[Work to be completed]:
Keep every word of the listing and reproduce it exactly, but set aside any image found there.

[Given data]:
┌──

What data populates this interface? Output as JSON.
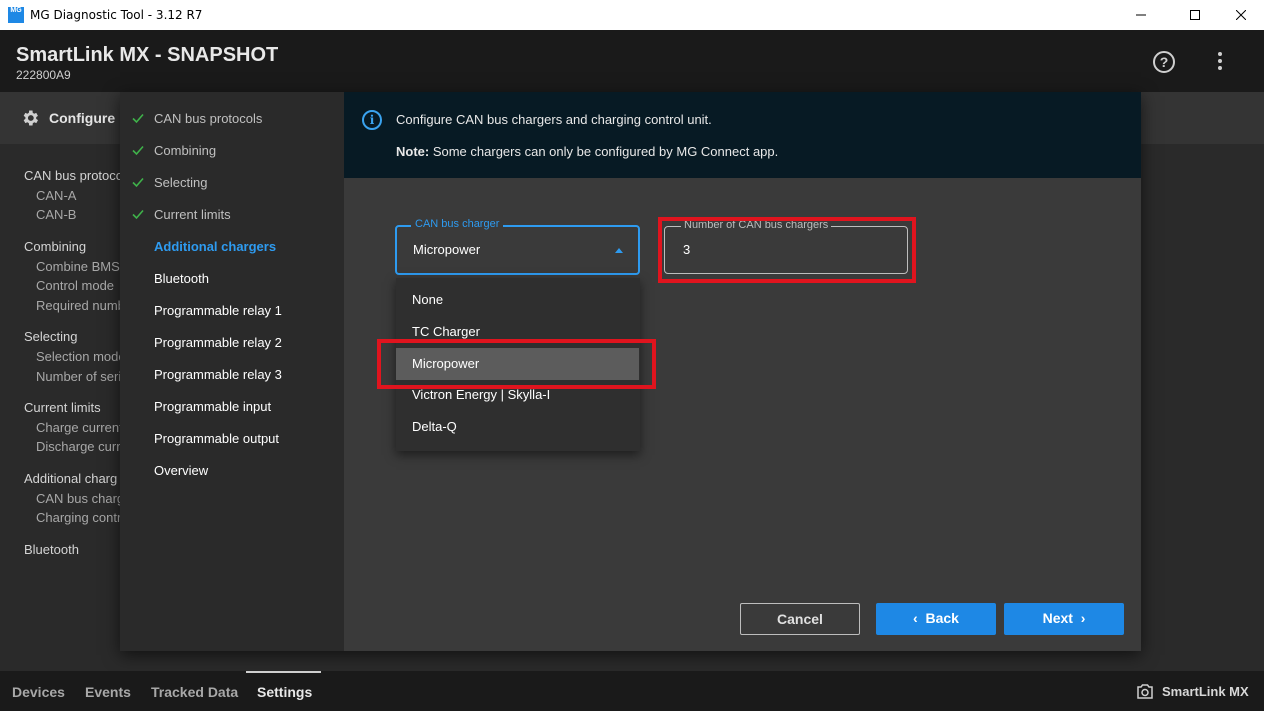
{
  "window": {
    "app_icon_text": "MG",
    "title": "MG Diagnostic Tool - 3.12 R7"
  },
  "header": {
    "title": "SmartLink MX - SNAPSHOT",
    "serial": "222800A9",
    "help_glyph": "?"
  },
  "configbar": {
    "label": "Configure"
  },
  "background_list": [
    {
      "group": "CAN bus protoco",
      "items": [
        "CAN-A",
        "CAN-B"
      ]
    },
    {
      "group": "Combining",
      "items": [
        "Combine BMSs",
        "Control mode",
        "Required numb"
      ]
    },
    {
      "group": "Selecting",
      "items": [
        "Selection mode",
        "Number of seri"
      ]
    },
    {
      "group": "Current limits",
      "items": [
        "Charge current",
        "Discharge curr"
      ]
    },
    {
      "group": "Additional charg",
      "items": [
        "CAN bus charg",
        "Charging contr"
      ]
    },
    {
      "group": "Bluetooth",
      "items": []
    }
  ],
  "steps": [
    {
      "label": "CAN bus protocols",
      "state": "done"
    },
    {
      "label": "Combining",
      "state": "done"
    },
    {
      "label": "Selecting",
      "state": "done"
    },
    {
      "label": "Current limits",
      "state": "done"
    },
    {
      "label": "Additional chargers",
      "state": "active"
    },
    {
      "label": "Bluetooth",
      "state": "pending"
    },
    {
      "label": "Programmable relay 1",
      "state": "pending"
    },
    {
      "label": "Programmable relay 2",
      "state": "pending"
    },
    {
      "label": "Programmable relay 3",
      "state": "pending"
    },
    {
      "label": "Programmable input",
      "state": "pending"
    },
    {
      "label": "Programmable output",
      "state": "pending"
    },
    {
      "label": "Overview",
      "state": "pending"
    }
  ],
  "info": {
    "icon_glyph": "i",
    "line1": "Configure CAN bus chargers and charging control unit.",
    "note_label": "Note:",
    "note_text": " Some chargers can only be configured by MG Connect app."
  },
  "charger_select": {
    "label": "CAN bus charger",
    "value": "Micropower",
    "options": [
      "None",
      "TC Charger",
      "Micropower",
      "Victron Energy | Skylla-I",
      "Delta-Q"
    ],
    "selected_index": 2
  },
  "charger_count": {
    "label": "Number of CAN bus chargers",
    "value": "3"
  },
  "buttons": {
    "cancel": "Cancel",
    "back": "Back",
    "next": "Next",
    "back_glyph": "‹",
    "next_glyph": "›"
  },
  "footer": {
    "tabs": [
      "Devices",
      "Events",
      "Tracked Data",
      "Settings"
    ],
    "active_tab": "Settings",
    "device": "SmartLink MX"
  },
  "colors": {
    "accent": "#1e88e5",
    "active_step": "#2e9bf0",
    "check": "#3fb24a",
    "highlight": "#e0141e",
    "info_bg": "#071a24"
  }
}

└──

[Exercise answer]:
What data populates this interface? Output as JSON.
{
  "window": {
    "app_icon_text": "MG",
    "title": "MG Diagnostic Tool - 3.12 R7"
  },
  "header": {
    "title": "SmartLink MX - SNAPSHOT",
    "serial": "222800A9",
    "help_glyph": "?"
  },
  "configbar": {
    "label": "Configure"
  },
  "background_list": [
    {
      "group": "CAN bus protoco",
      "items": [
        "CAN-A",
        "CAN-B"
      ]
    },
    {
      "group": "Combining",
      "items": [
        "Combine BMSs",
        "Control mode",
        "Required numb"
      ]
    },
    {
      "group": "Selecting",
      "items": [
        "Selection mode",
        "Number of seri"
      ]
    },
    {
      "group": "Current limits",
      "items": [
        "Charge current",
        "Discharge curr"
      ]
    },
    {
      "group": "Additional charg",
      "items": [
        "CAN bus charg",
        "Charging contr"
      ]
    },
    {
      "group": "Bluetooth",
      "items": []
    }
  ],
  "steps": [
    {
      "label": "CAN bus protocols",
      "state": "done"
    },
    {
      "label": "Combining",
      "state": "done"
    },
    {
      "label": "Selecting",
      "state": "done"
    },
    {
      "label": "Current limits",
      "state": "done"
    },
    {
      "label": "Additional chargers",
      "state": "active"
    },
    {
      "label": "Bluetooth",
      "state": "pending"
    },
    {
      "label": "Programmable relay 1",
      "state": "pending"
    },
    {
      "label": "Programmable relay 2",
      "state": "pending"
    },
    {
      "label": "Programmable relay 3",
      "state": "pending"
    },
    {
      "label": "Programmable input",
      "state": "pending"
    },
    {
      "label": "Programmable output",
      "state": "pending"
    },
    {
      "label": "Overview",
      "state": "pending"
    }
  ],
  "info": {
    "icon_glyph": "i",
    "line1": "Configure CAN bus chargers and charging control unit.",
    "note_label": "Note:",
    "note_text": " Some chargers can only be configured by MG Connect app."
  },
  "charger_select": {
    "label": "CAN bus charger",
    "value": "Micropower",
    "options": [
      "None",
      "TC Charger",
      "Micropower",
      "Victron Energy | Skylla-I",
      "Delta-Q"
    ],
    "selected_index": 2
  },
  "charger_count": {
    "label": "Number of CAN bus chargers",
    "value": "3"
  },
  "buttons": {
    "cancel": "Cancel",
    "back": "Back",
    "next": "Next",
    "back_glyph": "‹",
    "next_glyph": "›"
  },
  "footer": {
    "tabs": [
      "Devices",
      "Events",
      "Tracked Data",
      "Settings"
    ],
    "active_tab": "Settings",
    "device": "SmartLink MX"
  },
  "colors": {
    "accent": "#1e88e5",
    "active_step": "#2e9bf0",
    "check": "#3fb24a",
    "highlight": "#e0141e",
    "info_bg": "#071a24"
  }
}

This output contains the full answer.